By PHILLIP RAWLS
MONTGOMERY, Ala. —
Miriam Shehane never intended to be a crusader. Her daughter’s murder changed that.
Thirty years ago, Shehane and other crime victims formed Victims of Crime and Leniency and led a victims’ rights movement that reshaped Alabama’s judicial system.
At 80, she’s still at it.
Her slain daughter is the reason.
“I can’t stand the thought of Quenette being forgotten. That is what has given me such drive,” she said Tuesday.
Quenette Shehane was a Birmingham-Southern College graduate on Dec. 20, 1976, and was supposed to make a quick trip to a nearby convenience store to get salad dressing to go with the steaks her boyfriend was cooking at his fraternity house.
Instead, she was kidnapped from the store parking lot, raped and killed. Her body was found the next day.
Seven trials involving three young men ended with one being executed nearly 14 years after the crime, another sentenced to life in prison without parole, and the other getting a life sentence.
When her daughter was killed, Shehane was a bank employee in the small southeast Alabama town of Clio, and that’s how she expected to spend her life. But her frustration with the legal system changed that.
Before she and other crime victims launched the group in 1982, they persuaded the Legislature to end a trial system that allowed a defense attorney to strike, or remove, two potential jurors for each one the prosecution got to remove. When Shehane first talked to legislators about providing an equal number of strikes, she was told over and over, “’Mrs. Shehane, you don’t understand the judicial system.’
“I said, ‘The heck I don’t. I’m living it.”’
Shehane credits Jimmy Evans, a former state attorney general and former Montgomery County district attorney, with encouraging crime victims to form VOCAL in 1982 to provide an organized way to change Alabama’s legal system. They were part of a wave of public sentiment that would lead to new programs in Alabama to help victims of rape, child abuse and domestic abuse.
Shehane served as VOCAL’s president for many years and then as executive director.
Evans said Shehane’s leadership was key to VOCAL’s impact. “Miriam would have a substantial impact on legislators when she spoke to them. She spoke from the heart,” he said.
He said it’s hard for people to imagine how crime victims were treated back prior to the 1980s. “It was a desert for them,” he said.
Shehane and other members championed a new law that allowed crime victims to be in the courtroom even if they were going to testify. Shehane said Alabama’s old system forced the relatives of a slaying victim to stay outside the courtroom during a trial if they were going to testify. Testimony as simple as saying they identified a body was enough to get them excluded.

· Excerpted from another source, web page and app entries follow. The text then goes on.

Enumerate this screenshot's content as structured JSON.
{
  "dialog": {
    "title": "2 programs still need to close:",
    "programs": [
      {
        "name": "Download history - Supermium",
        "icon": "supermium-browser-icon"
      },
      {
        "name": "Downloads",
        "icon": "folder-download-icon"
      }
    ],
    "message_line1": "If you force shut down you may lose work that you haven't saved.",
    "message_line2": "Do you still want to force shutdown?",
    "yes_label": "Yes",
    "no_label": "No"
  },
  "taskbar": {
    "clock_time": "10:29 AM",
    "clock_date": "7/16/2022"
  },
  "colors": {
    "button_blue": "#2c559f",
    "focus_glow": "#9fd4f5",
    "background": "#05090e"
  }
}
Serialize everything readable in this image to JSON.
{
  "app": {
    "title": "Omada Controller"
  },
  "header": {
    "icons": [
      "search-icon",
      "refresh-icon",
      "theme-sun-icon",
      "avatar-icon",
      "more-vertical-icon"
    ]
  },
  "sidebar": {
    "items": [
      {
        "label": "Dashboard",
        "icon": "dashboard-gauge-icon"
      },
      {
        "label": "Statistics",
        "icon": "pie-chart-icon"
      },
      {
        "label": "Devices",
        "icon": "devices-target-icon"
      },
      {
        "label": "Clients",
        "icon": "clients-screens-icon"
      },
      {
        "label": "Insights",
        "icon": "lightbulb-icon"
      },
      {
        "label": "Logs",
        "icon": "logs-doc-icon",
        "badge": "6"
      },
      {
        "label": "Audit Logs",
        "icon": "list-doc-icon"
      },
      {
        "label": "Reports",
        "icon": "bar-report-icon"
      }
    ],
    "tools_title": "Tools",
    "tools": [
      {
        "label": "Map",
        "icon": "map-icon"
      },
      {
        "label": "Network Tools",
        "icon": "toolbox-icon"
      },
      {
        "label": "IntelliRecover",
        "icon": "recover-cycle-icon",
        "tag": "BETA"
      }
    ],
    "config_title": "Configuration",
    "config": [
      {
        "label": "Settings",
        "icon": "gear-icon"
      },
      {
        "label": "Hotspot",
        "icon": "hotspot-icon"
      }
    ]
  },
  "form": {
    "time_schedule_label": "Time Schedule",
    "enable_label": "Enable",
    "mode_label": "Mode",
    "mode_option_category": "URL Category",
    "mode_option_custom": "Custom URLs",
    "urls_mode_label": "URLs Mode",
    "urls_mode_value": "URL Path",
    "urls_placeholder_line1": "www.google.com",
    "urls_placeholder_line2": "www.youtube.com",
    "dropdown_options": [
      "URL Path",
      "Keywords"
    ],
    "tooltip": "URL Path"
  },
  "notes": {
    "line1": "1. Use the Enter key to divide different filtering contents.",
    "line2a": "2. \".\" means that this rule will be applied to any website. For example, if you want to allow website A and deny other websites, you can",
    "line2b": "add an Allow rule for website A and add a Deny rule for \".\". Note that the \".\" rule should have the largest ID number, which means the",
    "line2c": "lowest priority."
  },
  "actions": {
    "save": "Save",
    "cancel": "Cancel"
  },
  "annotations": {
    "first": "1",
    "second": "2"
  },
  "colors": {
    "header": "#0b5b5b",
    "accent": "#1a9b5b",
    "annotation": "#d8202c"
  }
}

VOCAL members also got laws passed that allowed crime victims or their families to sit at the prosecutor’s table during a trial, that required victims of violent crimes to be notified of inmates’ parole hearings, and that created a state fund to compensate crime victims and their families. Shehane has served on the board of Alabama’s Crime Victims Compensation Commission all but six months of its existence.
A large part of what Shehane and VOCAL members do has nothing to do with the Legislature. They help new crime victims understand the criminal justice system and they listen a lot.
“As another victim, the best thing you can do is to let them vent and let them know you are there to listen,” he said.
Shehane wasn’t just a victim of crime once. Twelve years ago, she was getting out of her car in her driveway in Clio when a masked man approached her with a sawed-off shotgun.
“I went to my knees and said, ‘Oh no, I’m going out of this world like Quenette.”’
The gunman grabbed her purse and ran. He didn’t realize it had just been given to her and only contained lipstick.
He was caught within 45 minutes and is now serving a life sentence as a repeat offender.
Shehane, Evans and many other VOCAL supporters will gather in Montgomery on Thursday night to observe the organization’s 30th anniversary.
Last year, she turned over the executive director’s job to a younger but equally motivated crime victim, Janette Grantham, the sister of slain Coffee County Sheriff Neil Grantham. Nowadays, Shehane is conducting less of the day-to-day business at VOCAL. But she’s still serving as project director and making sure the public doesn’t forget Quenette or other crime victims.
“I want to see VOCAL continue long after I’m gone,” she said.